• What you need to do:
For the entries below, report the number of lines where the string "value" appears, and only that number.

(Records from a dataset)

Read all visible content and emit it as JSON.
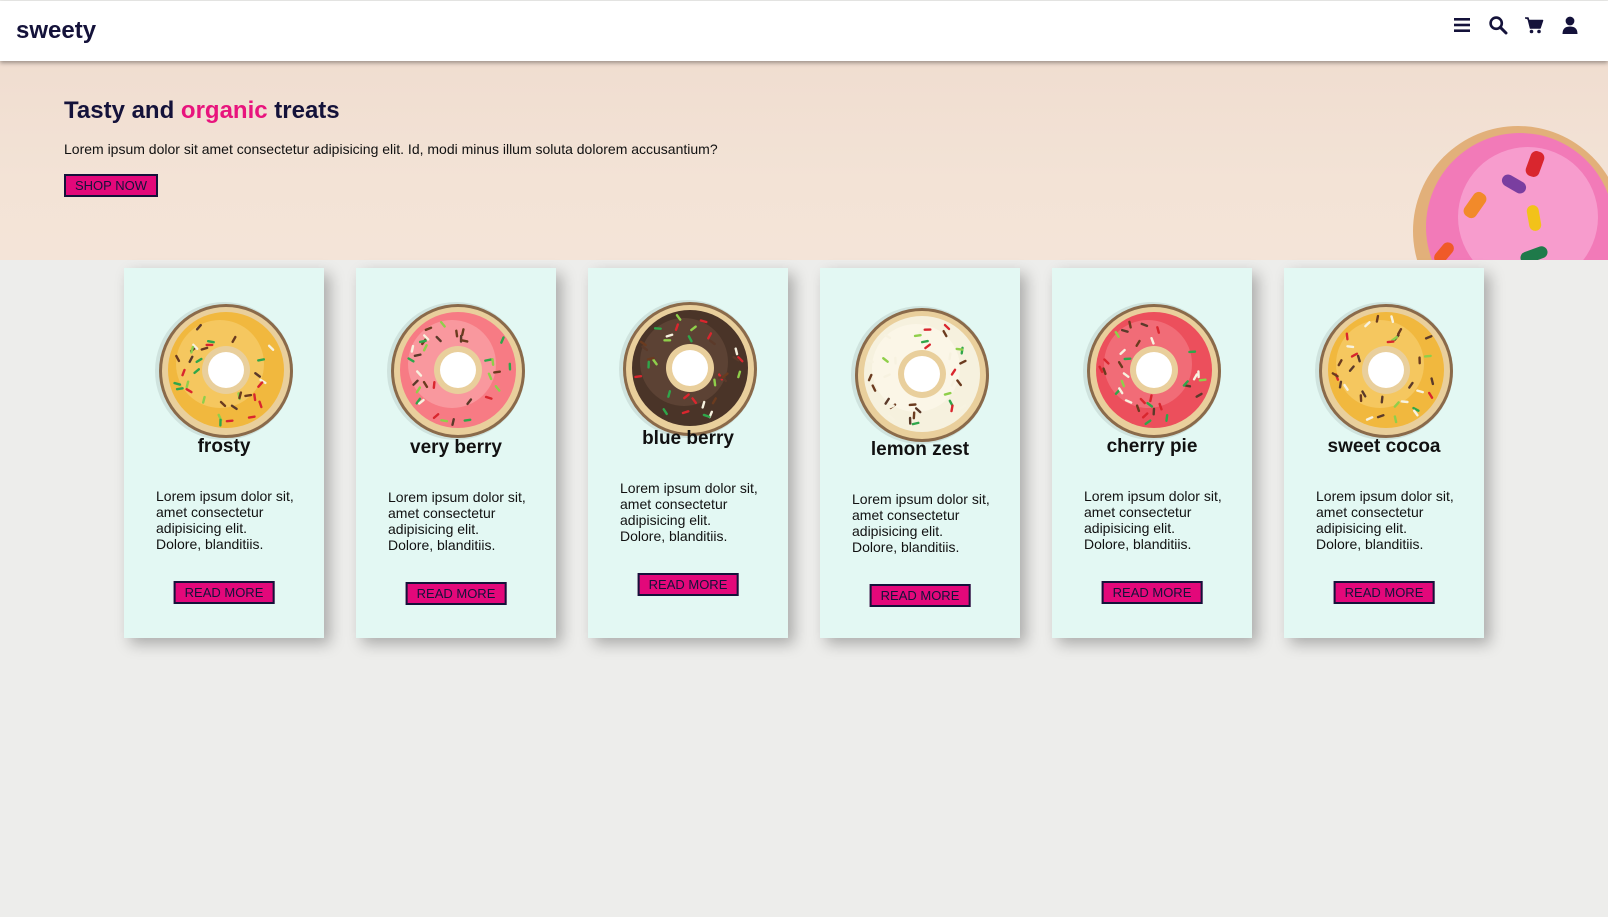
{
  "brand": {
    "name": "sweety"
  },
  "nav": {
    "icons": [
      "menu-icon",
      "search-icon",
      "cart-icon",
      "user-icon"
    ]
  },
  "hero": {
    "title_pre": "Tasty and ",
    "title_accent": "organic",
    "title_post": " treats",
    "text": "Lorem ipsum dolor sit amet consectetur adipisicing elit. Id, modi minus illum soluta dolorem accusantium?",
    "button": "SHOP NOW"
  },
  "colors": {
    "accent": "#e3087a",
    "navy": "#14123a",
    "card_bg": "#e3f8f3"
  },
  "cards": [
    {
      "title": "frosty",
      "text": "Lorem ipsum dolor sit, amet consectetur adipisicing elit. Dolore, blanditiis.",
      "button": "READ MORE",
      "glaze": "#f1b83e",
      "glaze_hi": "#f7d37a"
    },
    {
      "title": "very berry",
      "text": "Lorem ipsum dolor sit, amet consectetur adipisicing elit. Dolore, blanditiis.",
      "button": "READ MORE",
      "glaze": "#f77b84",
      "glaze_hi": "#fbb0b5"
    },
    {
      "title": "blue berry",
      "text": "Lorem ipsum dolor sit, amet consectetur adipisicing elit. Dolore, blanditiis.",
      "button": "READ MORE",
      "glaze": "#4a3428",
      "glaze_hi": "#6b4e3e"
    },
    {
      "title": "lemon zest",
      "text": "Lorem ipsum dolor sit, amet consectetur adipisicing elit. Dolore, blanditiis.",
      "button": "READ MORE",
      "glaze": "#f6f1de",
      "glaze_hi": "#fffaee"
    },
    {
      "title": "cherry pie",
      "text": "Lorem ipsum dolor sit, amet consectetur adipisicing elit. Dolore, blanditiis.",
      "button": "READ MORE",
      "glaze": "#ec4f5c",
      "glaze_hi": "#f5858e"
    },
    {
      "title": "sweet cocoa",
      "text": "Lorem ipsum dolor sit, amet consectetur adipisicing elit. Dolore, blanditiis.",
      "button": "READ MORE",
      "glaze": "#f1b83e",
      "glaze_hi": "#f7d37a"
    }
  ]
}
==
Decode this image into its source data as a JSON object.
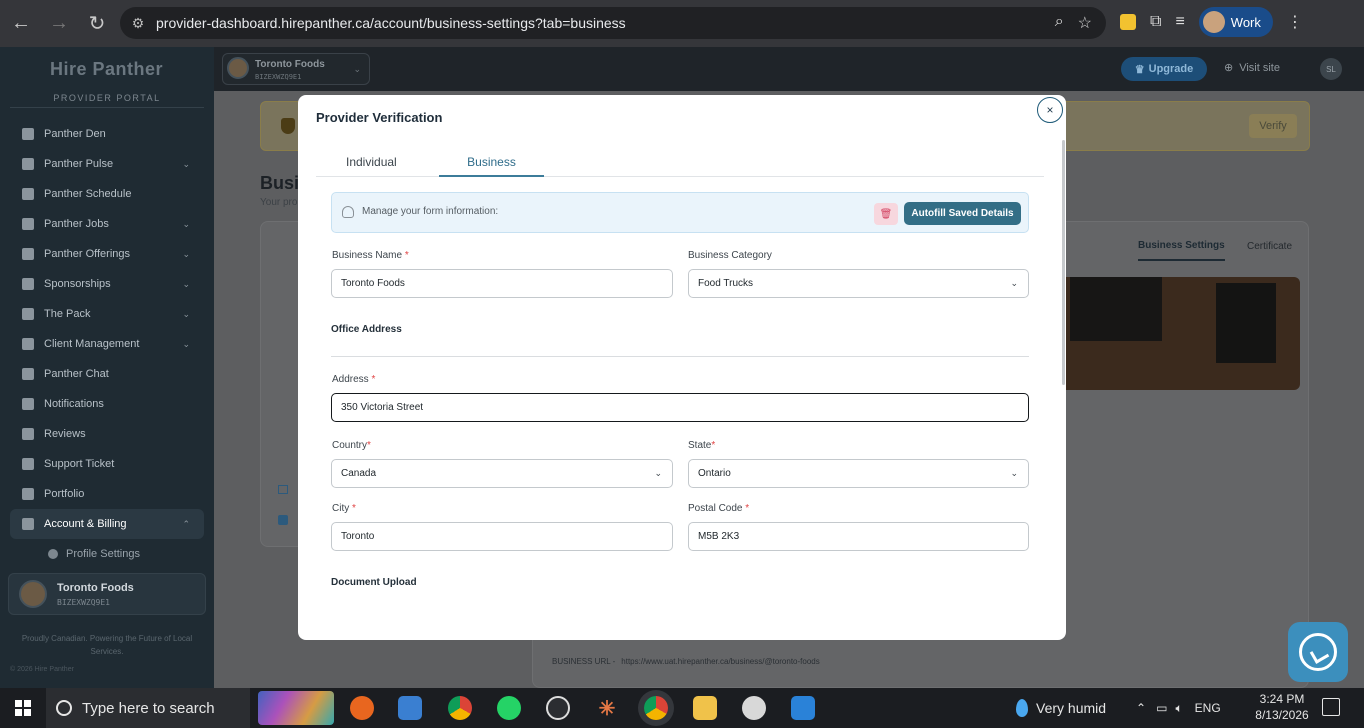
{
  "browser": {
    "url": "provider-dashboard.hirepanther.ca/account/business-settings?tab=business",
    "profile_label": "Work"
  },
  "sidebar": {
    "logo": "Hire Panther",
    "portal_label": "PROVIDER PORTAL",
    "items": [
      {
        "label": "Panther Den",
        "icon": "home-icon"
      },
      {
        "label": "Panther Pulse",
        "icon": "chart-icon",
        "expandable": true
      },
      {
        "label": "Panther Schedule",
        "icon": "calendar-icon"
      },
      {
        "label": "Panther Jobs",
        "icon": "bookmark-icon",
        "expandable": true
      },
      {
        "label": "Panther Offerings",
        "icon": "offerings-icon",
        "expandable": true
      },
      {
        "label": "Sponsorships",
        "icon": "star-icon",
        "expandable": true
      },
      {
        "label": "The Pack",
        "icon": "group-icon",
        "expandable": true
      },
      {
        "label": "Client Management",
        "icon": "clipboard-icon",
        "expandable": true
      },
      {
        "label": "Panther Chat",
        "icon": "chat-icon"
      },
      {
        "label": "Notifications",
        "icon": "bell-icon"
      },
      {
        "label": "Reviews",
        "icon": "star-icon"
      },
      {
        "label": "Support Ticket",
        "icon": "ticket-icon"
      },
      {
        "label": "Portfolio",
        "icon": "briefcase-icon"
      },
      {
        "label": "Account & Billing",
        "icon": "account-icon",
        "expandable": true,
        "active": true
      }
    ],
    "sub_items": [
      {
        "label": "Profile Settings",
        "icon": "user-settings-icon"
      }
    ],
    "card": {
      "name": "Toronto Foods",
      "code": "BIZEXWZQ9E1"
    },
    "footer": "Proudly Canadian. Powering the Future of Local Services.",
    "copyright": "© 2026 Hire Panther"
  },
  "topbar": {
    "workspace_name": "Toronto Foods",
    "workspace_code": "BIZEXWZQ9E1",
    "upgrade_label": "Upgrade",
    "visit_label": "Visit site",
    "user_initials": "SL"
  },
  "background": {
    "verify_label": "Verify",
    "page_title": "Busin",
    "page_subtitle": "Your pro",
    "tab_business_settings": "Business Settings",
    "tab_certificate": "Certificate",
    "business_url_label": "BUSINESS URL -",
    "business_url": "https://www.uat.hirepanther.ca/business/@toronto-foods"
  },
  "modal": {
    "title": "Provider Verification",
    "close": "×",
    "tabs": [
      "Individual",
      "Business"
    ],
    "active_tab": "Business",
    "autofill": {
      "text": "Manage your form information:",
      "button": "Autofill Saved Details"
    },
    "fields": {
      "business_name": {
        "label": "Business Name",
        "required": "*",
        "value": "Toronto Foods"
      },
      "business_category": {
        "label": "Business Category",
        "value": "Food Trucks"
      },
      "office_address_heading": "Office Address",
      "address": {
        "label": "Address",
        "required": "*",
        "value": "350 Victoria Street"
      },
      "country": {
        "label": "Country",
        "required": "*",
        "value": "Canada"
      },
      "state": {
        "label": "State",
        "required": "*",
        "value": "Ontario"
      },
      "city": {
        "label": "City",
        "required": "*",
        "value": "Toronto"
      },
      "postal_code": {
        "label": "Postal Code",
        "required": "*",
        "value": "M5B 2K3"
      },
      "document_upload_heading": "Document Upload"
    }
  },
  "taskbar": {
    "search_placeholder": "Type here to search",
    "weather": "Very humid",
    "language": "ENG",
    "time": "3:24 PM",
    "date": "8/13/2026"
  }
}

• Problem solution:
7